**EXERCISE AIM:**
Filter the entries, keeping every line with the word "invited".

**MATERIALS PROVIDED:**
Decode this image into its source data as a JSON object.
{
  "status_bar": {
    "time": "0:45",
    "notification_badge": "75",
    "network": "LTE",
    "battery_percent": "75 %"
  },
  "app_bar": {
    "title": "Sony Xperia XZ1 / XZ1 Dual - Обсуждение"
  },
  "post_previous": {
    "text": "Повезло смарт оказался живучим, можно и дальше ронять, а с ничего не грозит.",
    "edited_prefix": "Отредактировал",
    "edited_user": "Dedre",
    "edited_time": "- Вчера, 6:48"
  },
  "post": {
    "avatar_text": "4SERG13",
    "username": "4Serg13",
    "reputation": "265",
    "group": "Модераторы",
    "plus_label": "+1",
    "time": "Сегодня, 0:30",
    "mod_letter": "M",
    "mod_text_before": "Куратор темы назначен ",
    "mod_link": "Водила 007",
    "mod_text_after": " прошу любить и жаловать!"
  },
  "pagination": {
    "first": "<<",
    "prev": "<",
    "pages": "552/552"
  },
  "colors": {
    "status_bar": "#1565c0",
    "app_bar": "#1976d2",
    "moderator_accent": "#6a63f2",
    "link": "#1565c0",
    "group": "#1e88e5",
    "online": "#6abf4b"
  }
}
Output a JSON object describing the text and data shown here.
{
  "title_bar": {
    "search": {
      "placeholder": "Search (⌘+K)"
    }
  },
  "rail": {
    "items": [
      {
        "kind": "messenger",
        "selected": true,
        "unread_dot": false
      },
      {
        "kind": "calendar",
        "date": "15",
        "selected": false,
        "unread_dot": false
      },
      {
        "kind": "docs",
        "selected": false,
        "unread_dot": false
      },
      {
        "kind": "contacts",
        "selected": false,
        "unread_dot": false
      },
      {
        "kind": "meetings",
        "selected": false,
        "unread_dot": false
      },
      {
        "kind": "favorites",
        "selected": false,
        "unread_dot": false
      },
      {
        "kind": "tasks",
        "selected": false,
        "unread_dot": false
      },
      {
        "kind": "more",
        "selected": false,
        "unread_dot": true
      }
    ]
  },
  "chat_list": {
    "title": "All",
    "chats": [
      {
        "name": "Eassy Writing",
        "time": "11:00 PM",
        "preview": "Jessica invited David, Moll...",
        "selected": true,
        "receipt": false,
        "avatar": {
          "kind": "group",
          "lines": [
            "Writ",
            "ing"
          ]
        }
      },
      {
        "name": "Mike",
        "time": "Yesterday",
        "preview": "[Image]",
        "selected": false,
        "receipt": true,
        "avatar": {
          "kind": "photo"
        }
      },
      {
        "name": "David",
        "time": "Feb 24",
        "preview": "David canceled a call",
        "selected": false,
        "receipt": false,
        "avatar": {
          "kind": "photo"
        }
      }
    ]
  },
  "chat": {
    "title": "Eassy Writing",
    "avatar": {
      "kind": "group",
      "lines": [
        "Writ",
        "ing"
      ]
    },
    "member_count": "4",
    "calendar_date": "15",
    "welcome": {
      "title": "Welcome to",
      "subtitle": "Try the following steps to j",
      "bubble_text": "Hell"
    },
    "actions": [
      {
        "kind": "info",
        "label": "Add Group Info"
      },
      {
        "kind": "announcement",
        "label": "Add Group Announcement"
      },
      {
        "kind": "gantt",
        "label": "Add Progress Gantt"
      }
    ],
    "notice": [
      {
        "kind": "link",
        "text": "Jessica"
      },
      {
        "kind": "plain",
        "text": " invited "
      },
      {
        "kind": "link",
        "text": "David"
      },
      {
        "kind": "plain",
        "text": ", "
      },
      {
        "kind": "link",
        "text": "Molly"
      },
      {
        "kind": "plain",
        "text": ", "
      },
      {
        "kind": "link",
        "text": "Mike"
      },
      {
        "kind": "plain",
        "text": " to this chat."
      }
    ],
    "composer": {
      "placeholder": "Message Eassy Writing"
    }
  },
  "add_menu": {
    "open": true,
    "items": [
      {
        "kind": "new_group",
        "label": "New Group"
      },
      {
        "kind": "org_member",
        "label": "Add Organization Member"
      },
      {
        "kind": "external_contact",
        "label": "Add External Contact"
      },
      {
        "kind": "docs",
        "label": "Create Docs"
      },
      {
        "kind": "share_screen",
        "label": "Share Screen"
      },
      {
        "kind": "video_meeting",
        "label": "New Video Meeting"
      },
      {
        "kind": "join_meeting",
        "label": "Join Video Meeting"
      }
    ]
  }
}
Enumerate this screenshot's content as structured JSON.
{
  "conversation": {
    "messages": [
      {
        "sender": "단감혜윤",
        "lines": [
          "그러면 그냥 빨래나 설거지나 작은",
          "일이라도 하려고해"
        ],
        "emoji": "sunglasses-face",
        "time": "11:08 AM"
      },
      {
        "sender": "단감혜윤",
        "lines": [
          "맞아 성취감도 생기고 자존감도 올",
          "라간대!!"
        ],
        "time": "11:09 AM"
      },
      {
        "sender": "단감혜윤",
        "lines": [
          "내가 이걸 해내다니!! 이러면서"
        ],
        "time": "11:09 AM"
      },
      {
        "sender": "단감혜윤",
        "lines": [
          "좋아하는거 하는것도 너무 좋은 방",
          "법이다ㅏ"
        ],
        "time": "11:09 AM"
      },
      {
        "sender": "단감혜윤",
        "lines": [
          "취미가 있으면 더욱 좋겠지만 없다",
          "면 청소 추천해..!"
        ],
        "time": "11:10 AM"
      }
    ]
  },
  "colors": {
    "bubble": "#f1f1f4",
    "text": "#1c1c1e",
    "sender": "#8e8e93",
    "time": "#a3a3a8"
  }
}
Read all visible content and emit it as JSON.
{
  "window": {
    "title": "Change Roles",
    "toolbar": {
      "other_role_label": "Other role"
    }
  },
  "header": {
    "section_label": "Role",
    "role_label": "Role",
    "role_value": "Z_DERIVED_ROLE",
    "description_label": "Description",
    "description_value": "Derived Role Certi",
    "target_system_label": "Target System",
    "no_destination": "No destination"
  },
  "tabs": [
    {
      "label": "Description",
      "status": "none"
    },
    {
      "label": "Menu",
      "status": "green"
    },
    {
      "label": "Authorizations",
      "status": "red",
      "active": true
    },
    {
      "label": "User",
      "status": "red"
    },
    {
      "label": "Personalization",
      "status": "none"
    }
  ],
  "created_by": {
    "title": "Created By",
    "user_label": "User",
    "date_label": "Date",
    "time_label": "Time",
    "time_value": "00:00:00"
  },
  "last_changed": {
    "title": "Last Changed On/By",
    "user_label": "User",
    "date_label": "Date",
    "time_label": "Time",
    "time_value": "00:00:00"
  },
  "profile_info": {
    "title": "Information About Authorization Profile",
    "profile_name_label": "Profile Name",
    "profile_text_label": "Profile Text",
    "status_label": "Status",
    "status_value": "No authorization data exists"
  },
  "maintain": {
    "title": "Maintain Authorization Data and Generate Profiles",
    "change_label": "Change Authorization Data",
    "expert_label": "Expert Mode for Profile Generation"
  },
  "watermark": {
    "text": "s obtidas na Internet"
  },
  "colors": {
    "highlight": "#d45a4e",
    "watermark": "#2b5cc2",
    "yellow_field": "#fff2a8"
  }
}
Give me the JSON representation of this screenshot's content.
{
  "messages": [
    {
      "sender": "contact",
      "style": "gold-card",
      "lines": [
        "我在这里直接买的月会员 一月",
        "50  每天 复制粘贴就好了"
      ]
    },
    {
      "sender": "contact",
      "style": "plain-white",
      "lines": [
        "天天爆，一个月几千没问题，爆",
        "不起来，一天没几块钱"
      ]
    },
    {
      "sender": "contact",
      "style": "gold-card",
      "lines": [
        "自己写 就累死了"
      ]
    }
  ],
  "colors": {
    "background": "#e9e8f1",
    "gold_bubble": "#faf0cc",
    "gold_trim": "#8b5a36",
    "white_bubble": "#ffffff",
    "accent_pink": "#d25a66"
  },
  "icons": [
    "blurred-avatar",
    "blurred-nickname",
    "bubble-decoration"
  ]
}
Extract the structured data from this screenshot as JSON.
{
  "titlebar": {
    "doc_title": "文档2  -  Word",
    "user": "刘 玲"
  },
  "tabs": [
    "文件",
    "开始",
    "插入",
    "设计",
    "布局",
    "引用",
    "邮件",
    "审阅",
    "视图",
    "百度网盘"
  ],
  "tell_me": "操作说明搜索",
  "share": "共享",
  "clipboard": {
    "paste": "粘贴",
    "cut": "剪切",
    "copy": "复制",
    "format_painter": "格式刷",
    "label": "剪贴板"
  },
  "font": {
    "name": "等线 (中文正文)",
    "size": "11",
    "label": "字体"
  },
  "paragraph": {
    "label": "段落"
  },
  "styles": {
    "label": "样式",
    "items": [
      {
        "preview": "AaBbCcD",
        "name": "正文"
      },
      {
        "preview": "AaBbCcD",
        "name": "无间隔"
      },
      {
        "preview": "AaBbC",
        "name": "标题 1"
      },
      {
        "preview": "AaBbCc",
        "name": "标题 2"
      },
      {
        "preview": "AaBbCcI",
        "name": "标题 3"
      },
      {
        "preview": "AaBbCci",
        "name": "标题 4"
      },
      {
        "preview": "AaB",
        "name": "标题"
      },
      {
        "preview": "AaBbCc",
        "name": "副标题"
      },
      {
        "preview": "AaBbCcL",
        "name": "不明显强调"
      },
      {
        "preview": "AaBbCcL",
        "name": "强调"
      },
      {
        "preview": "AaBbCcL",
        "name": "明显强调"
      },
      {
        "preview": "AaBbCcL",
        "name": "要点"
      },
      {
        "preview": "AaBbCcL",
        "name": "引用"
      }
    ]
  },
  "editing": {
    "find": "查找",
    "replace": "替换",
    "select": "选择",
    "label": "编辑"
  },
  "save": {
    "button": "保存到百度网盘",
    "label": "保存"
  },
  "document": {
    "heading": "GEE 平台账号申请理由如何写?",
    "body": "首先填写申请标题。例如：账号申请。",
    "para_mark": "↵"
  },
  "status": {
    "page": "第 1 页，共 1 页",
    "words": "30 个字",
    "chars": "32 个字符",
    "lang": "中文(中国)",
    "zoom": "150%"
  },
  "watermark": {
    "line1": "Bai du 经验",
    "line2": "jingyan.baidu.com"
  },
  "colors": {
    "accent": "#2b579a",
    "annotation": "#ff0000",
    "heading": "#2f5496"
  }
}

**ANSWER TO THE EXERCISE:**
        "preview": "Jessica invited David, Moll...",
        "text": " invited "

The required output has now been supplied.